I am Iran Munoz-Montoya. I was supposed to be writing something about me that made me want to be who I am today; something that appeals to colleges. All I know is that I am who I am because of my parents. They had me a year before they graduated high school. My mother came from Juarez and my father came from Cuauhtémoc legally, but stayed here illegally. Illegal’s came here for a better education, and the best education my parents thought they could receive was graduating high school. After high school, they had nothing left but to work; their plans were to have a baby after they graduated. Things did not go this way, and instead my mother was pregnant her junior year. They didn’t give up though; they both went to school and graduated. They
Being born and raised in a third world country, me and my family didn’t always have everything we wanted nor the opportunity to change our circumstances. Nevertheless, we had each other and we were more than content. My mother had me in her early 20’s and had to work overseas to help provide for our family. My early childhood I was raised by my grandfather and cousins in Manila, Philippines. I later moved in with my mom and step father to America at the age of seven. Exposure to the American culture at a young age I was able to adjust to a memorable childhood, nevertheless, I had to work twice as hard as the other children because English was not my first language. At age eight, I had a preview of hard work, but it did not stop there.
The painter, the photographer, and the sculptor create their joy as if they are a child with a box of crayons. Forged in creativity, their piece growing closer to their heart and the viewers. Art heals, art helps, and art teaches. Without it, we are not human but with it, we can create galaxies. Art’s beneficial impact on communities is evident through effective health treatment, adaptive education, and economic gain.

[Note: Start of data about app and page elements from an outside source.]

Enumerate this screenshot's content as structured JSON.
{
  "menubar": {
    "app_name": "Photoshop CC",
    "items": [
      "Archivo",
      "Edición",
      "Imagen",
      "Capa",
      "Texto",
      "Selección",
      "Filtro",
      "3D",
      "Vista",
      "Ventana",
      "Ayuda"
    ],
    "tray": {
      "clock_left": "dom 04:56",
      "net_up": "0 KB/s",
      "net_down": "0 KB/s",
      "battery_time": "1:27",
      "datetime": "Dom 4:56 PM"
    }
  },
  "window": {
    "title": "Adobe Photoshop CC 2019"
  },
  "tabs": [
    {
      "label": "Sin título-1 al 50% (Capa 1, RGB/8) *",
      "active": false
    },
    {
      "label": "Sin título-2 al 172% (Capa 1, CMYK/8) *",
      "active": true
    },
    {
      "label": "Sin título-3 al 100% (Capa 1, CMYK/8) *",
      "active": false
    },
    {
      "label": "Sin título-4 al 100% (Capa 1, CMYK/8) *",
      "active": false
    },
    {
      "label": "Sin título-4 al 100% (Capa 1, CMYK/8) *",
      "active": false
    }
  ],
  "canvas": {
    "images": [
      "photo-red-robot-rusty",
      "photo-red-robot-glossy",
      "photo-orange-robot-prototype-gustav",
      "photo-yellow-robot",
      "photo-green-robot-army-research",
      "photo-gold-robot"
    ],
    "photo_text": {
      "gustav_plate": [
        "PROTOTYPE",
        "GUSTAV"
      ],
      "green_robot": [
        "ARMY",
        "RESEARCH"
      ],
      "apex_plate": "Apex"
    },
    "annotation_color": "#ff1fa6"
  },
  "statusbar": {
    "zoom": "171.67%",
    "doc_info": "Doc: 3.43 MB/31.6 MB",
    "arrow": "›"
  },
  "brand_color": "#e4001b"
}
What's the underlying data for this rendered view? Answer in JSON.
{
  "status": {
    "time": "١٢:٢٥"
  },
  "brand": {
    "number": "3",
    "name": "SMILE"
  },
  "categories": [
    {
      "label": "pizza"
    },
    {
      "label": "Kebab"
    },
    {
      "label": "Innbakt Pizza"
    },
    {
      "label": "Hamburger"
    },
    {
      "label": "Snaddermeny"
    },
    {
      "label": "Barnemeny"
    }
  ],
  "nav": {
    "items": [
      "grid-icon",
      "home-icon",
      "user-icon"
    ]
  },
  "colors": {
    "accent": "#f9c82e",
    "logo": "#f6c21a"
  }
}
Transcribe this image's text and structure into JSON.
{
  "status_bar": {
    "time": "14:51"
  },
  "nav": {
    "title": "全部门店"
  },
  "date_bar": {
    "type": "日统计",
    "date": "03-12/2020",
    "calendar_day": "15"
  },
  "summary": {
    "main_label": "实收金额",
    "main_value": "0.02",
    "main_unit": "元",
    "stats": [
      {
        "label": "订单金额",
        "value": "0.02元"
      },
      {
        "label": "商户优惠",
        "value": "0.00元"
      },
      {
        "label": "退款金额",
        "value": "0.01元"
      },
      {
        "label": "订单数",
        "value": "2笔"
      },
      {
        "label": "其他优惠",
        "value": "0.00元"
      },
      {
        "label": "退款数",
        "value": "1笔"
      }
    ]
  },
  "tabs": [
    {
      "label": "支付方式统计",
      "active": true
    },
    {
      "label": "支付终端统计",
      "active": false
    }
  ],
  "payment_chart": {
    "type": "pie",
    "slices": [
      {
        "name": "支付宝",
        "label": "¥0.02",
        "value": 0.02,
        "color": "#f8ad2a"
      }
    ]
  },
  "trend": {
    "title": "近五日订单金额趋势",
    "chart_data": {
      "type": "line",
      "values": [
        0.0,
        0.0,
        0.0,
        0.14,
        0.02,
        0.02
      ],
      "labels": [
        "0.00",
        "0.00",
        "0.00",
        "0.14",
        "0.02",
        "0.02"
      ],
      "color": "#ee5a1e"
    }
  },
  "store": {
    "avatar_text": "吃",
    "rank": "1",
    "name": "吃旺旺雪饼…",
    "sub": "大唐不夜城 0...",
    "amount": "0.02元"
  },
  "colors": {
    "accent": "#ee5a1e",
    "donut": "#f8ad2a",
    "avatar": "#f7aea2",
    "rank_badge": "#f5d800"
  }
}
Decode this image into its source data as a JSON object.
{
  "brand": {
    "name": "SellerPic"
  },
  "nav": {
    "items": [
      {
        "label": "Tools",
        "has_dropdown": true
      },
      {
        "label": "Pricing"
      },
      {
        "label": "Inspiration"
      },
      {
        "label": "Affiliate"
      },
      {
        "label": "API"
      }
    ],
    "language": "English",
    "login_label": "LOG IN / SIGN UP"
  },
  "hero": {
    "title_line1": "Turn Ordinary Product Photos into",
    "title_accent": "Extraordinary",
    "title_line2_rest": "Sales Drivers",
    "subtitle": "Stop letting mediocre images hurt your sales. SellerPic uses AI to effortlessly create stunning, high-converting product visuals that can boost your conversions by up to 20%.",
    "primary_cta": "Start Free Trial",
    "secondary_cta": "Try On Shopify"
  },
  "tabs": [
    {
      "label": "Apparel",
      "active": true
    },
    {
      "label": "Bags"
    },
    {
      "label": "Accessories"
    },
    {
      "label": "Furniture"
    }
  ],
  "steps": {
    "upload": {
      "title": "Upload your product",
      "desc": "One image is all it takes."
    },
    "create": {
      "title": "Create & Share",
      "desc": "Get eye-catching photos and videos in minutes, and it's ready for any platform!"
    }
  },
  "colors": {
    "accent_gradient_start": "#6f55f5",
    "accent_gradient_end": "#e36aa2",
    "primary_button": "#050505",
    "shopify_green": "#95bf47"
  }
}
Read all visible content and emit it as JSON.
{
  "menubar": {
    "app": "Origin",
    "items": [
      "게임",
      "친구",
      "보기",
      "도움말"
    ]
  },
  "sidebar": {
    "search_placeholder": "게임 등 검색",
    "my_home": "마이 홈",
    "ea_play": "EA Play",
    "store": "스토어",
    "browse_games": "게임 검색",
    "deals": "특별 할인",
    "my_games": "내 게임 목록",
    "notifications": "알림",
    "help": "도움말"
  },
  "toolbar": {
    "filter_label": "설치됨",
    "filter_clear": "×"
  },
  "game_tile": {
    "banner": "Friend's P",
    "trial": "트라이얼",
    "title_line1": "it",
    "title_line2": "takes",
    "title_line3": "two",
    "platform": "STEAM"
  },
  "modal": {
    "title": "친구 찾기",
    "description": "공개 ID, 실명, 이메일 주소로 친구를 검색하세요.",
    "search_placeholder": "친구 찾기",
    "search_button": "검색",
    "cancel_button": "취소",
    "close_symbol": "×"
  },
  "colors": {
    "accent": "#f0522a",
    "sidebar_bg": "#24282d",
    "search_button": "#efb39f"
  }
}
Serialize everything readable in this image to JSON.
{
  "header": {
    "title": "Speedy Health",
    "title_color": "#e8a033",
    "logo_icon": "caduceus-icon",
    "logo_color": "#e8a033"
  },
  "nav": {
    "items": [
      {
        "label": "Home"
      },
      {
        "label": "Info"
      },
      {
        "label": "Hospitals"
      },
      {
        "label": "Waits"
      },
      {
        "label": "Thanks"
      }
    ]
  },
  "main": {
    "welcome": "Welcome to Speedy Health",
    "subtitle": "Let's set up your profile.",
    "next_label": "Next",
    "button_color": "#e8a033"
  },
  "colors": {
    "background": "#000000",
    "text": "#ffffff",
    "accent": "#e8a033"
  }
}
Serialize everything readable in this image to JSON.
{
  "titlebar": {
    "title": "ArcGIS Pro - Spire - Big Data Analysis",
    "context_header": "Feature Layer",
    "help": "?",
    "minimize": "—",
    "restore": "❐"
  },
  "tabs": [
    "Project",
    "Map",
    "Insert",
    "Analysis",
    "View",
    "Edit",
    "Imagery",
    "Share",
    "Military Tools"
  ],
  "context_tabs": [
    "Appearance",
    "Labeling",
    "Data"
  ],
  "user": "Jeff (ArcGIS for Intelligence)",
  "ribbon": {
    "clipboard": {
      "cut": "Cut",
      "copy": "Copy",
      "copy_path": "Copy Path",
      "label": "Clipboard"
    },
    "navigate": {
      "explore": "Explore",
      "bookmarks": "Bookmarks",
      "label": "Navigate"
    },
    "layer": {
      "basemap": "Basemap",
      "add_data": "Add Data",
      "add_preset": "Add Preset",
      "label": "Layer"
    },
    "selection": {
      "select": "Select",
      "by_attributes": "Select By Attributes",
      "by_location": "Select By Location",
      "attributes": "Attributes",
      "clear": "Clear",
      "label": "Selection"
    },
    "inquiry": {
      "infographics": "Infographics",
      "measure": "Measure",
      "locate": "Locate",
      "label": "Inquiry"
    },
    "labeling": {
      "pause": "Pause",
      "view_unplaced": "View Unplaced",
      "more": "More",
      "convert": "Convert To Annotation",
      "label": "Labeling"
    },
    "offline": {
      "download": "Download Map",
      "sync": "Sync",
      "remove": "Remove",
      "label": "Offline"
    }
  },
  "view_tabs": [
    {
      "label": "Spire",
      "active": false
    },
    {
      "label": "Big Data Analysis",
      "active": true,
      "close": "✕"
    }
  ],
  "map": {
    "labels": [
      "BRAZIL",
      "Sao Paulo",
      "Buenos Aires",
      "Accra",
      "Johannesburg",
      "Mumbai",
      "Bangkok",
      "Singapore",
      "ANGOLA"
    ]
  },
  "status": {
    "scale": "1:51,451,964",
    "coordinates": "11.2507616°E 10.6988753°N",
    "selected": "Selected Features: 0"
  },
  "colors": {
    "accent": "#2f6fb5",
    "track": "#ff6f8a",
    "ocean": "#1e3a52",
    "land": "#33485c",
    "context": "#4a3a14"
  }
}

Whether good or bad, the list of stereotypes for artists never ends. People in the art community however don’t always get a good rep. If someone mentions an artist, one may think of brilliant visionaries like Michelangelo or Van Gogh, but another may think about an unemployed artist trying to sell his/her work on the side of the road. But just because one is unemployed does not make him or her any less brilliant. Usually when kids say they want to be an artist, parents shake their heads and wonder why this could have happened. It is typically most admirable when a teenager decides they want to become something “more successful” like a doctor, or lawyer. Most people don’t seem to realize